Scan the entries for lines with the word "area" and copy those lines.

----

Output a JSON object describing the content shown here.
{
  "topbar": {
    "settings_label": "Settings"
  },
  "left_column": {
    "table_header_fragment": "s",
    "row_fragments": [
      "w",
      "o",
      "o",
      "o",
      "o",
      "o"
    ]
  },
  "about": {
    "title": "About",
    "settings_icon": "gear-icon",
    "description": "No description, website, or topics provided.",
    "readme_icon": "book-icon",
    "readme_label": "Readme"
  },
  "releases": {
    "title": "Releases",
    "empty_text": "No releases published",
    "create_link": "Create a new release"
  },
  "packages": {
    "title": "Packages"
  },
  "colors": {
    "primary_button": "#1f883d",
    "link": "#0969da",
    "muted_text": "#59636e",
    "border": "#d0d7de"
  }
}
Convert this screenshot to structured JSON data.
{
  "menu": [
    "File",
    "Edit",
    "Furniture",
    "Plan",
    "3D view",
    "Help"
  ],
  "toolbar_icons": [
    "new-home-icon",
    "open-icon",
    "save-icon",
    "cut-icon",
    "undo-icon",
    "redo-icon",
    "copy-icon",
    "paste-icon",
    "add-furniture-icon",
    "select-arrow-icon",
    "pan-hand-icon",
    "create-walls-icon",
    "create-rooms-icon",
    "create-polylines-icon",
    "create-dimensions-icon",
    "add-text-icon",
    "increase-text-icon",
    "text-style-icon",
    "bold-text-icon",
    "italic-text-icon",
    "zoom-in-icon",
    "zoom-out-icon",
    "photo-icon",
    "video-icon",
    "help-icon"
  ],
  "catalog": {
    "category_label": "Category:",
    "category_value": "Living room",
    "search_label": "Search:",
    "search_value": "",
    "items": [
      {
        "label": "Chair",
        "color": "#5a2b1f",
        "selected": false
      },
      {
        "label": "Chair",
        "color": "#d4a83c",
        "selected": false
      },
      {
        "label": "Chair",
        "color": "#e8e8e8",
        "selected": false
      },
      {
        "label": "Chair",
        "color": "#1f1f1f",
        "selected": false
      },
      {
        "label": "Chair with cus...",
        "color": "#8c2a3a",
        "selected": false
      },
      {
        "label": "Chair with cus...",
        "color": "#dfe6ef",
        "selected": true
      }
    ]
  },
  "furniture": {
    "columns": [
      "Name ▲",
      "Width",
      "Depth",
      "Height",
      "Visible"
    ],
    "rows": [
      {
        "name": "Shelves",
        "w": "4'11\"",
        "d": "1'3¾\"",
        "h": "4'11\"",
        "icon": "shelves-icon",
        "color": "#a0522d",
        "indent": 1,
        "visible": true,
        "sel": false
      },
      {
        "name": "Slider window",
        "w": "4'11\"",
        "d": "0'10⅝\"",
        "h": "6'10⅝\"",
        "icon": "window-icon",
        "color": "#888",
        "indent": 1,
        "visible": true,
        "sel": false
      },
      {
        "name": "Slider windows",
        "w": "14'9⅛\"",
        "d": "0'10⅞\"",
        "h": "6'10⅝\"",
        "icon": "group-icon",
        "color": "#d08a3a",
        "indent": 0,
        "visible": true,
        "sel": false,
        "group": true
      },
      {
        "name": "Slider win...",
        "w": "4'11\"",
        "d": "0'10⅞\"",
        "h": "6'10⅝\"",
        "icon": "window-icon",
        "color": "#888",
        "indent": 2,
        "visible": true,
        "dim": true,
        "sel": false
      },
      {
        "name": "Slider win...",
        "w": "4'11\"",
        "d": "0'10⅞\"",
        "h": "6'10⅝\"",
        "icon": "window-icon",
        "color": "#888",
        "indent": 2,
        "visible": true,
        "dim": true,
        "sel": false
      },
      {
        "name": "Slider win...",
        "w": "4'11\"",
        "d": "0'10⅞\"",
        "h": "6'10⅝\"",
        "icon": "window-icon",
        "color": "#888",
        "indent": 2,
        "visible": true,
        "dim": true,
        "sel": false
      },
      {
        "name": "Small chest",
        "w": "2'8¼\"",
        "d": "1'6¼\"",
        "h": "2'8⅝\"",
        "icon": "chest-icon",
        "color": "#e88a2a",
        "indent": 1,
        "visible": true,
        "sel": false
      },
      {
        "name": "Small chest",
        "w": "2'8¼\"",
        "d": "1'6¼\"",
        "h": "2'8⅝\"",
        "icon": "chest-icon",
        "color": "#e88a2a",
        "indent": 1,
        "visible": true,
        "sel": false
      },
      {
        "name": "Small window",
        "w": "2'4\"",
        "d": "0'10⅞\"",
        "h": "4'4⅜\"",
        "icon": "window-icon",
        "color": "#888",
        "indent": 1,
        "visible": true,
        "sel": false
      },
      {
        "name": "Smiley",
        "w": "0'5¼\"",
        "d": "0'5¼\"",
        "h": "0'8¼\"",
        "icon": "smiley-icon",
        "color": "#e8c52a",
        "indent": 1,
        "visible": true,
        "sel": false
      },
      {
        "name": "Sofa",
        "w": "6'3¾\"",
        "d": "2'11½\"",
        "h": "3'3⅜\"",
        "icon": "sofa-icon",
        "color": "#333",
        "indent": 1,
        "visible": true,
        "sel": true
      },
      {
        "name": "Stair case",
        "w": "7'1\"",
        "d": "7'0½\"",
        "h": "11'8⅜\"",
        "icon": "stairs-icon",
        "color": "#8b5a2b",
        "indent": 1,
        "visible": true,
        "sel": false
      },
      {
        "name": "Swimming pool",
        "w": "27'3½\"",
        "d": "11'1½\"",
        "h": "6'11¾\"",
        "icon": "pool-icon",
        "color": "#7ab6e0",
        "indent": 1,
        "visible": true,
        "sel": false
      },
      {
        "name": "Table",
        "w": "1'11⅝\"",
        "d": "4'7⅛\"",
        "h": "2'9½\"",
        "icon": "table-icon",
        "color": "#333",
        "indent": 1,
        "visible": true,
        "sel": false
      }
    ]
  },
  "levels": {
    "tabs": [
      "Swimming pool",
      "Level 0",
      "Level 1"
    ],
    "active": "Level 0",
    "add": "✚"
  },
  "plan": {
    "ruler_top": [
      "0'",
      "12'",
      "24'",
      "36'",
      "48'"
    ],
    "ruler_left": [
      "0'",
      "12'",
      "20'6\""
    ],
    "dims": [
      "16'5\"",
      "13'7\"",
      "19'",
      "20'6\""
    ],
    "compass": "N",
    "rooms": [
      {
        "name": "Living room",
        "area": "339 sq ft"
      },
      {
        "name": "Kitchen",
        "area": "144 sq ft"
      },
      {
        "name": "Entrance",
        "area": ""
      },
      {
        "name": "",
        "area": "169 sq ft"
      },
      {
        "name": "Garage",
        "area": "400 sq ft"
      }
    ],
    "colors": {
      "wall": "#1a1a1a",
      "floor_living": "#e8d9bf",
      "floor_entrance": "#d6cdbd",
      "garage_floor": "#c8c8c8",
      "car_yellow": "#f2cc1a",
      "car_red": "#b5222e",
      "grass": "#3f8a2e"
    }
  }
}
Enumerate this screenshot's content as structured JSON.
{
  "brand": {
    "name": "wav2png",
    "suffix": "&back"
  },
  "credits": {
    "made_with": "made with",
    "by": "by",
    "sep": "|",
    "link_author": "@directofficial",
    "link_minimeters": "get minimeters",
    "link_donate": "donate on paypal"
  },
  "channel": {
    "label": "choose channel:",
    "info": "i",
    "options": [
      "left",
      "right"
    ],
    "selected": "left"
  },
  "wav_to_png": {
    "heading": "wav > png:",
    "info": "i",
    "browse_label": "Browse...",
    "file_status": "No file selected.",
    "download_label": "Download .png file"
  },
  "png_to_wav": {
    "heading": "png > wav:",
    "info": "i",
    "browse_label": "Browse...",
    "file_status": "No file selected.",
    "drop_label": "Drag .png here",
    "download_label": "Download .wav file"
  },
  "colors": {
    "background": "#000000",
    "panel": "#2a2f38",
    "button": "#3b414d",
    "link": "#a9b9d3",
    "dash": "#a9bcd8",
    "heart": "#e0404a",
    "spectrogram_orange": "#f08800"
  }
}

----

■ **Final answer**
        "area": "339 sq ft"
        "area": "144 sq ft"
        "area": ""
        "area": "169 sq ft"
        "area": "400 sq ft"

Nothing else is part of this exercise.